— TASK REQUIREMENTS —
Print every record exactly.

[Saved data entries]

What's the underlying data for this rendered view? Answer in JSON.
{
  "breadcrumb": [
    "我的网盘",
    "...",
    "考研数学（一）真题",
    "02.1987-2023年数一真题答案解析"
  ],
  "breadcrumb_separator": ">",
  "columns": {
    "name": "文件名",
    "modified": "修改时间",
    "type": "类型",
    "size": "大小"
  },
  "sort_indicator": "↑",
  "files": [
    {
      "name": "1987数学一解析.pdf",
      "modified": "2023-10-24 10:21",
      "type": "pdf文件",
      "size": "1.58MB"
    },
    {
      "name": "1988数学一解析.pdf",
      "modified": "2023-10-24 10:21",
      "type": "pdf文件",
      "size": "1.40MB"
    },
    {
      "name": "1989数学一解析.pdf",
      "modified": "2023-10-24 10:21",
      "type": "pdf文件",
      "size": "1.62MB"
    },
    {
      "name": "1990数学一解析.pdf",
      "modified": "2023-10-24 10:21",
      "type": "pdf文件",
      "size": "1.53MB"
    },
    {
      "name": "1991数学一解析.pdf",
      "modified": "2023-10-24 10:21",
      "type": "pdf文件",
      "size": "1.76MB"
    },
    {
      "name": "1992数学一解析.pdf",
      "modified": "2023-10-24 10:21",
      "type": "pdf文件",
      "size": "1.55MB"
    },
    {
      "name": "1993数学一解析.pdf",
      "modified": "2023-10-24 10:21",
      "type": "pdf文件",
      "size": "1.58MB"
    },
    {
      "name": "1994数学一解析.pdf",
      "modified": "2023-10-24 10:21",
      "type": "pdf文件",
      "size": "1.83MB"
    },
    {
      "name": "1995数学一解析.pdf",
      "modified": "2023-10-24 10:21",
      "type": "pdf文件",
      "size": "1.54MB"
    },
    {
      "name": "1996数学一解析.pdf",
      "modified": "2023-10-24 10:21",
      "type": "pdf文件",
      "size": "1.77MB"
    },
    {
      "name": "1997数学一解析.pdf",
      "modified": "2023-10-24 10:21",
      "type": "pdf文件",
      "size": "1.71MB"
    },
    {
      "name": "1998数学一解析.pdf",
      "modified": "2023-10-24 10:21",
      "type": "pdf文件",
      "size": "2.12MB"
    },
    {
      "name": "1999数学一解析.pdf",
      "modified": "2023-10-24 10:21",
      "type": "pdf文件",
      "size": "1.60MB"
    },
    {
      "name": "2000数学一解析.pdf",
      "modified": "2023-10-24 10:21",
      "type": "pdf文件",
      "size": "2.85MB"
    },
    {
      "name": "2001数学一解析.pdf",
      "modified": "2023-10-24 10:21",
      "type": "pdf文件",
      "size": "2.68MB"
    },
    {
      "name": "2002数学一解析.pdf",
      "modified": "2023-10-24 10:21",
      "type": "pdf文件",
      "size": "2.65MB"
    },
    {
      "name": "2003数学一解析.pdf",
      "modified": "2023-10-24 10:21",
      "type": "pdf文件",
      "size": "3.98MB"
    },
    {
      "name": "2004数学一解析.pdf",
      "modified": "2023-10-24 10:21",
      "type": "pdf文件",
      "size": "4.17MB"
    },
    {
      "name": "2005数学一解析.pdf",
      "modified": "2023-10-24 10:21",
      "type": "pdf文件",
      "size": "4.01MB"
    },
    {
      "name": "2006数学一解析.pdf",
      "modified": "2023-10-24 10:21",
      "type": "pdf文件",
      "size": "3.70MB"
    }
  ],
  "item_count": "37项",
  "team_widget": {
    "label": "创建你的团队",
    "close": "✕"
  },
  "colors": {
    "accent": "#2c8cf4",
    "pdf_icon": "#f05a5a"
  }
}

— EXPECTED ANSWER —
What's the underlying data for this rendered view? Answer in JSON.
{
  "breadcrumb": [
    "我的网盘",
    "...",
    "考研数学（一）真题",
    "02.1987-2023年数一真题答案解析"
  ],
  "breadcrumb_separator": ">",
  "columns": {
    "name": "文件名",
    "modified": "修改时间",
    "type": "类型",
    "size": "大小"
  },
  "sort_indicator": "↑",
  "files": [
    {
      "name": "1987数学一解析.pdf",
      "modified": "2023-10-24 10:21",
      "type": "pdf文件",
      "size": "1.58MB"
    },
    {
      "name": "1988数学一解析.pdf",
      "modified": "2023-10-24 10:21",
      "type": "pdf文件",
      "size": "1.40MB"
    },
    {
      "name": "1989数学一解析.pdf",
      "modified": "2023-10-24 10:21",
      "type": "pdf文件",
      "size": "1.62MB"
    },
    {
      "name": "1990数学一解析.pdf",
      "modified": "2023-10-24 10:21",
      "type": "pdf文件",
      "size": "1.53MB"
    },
    {
      "name": "1991数学一解析.pdf",
      "modified": "2023-10-24 10:21",
      "type": "pdf文件",
      "size": "1.76MB"
    },
    {
      "name": "1992数学一解析.pdf",
      "modified": "2023-10-24 10:21",
      "type": "pdf文件",
      "size": "1.55MB"
    },
    {
      "name": "1993数学一解析.pdf",
      "modified": "2023-10-24 10:21",
      "type": "pdf文件",
      "size": "1.58MB"
    },
    {
      "name": "1994数学一解析.pdf",
      "modified": "2023-10-24 10:21",
      "type": "pdf文件",
      "size": "1.83MB"
    },
    {
      "name": "1995数学一解析.pdf",
      "modified": "2023-10-24 10:21",
      "type": "pdf文件",
      "size": "1.54MB"
    },
    {
      "name": "1996数学一解析.pdf",
      "modified": "2023-10-24 10:21",
      "type": "pdf文件",
      "size": "1.77MB"
    },
    {
      "name": "1997数学一解析.pdf",
      "modified": "2023-10-24 10:21",
      "type": "pdf文件",
      "size": "1.71MB"
    },
    {
      "name": "1998数学一解析.pdf",
      "modified": "2023-10-24 10:21",
      "type": "pdf文件",
      "size": "2.12MB"
    },
    {
      "name": "1999数学一解析.pdf",
      "modified": "2023-10-24 10:21",
      "type": "pdf文件",
      "size": "1.60MB"
    },
    {
      "name": "2000数学一解析.pdf",
      "modified": "2023-10-24 10:21",
      "type": "pdf文件",
      "size": "2.85MB"
    },
    {
      "name": "2001数学一解析.pdf",
      "modified": "2023-10-24 10:21",
      "type": "pdf文件",
      "size": "2.68MB"
    },
    {
      "name": "2002数学一解析.pdf",
      "modified": "2023-10-24 10:21",
      "type": "pdf文件",
      "size": "2.65MB"
    },
    {
      "name": "2003数学一解析.pdf",
      "modified": "2023-10-24 10:21",
      "type": "pdf文件",
      "size": "3.98MB"
    },
    {
      "name": "2004数学一解析.pdf",
      "modified": "2023-10-24 10:21",
      "type": "pdf文件",
      "size": "4.17MB"
    },
    {
      "name": "2005数学一解析.pdf",
      "modified": "2023-10-24 10:21",
      "type": "pdf文件",
      "size": "4.01MB"
    },
    {
      "name": "2006数学一解析.pdf",
      "modified": "2023-10-24 10:21",
      "type": "pdf文件",
      "size": "3.70MB"
    }
  ],
  "item_count": "37项",
  "team_widget": {
    "label": "创建你的团队",
    "close": "✕"
  },
  "colors": {
    "accent": "#2c8cf4",
    "pdf_icon": "#f05a5a"
  }
}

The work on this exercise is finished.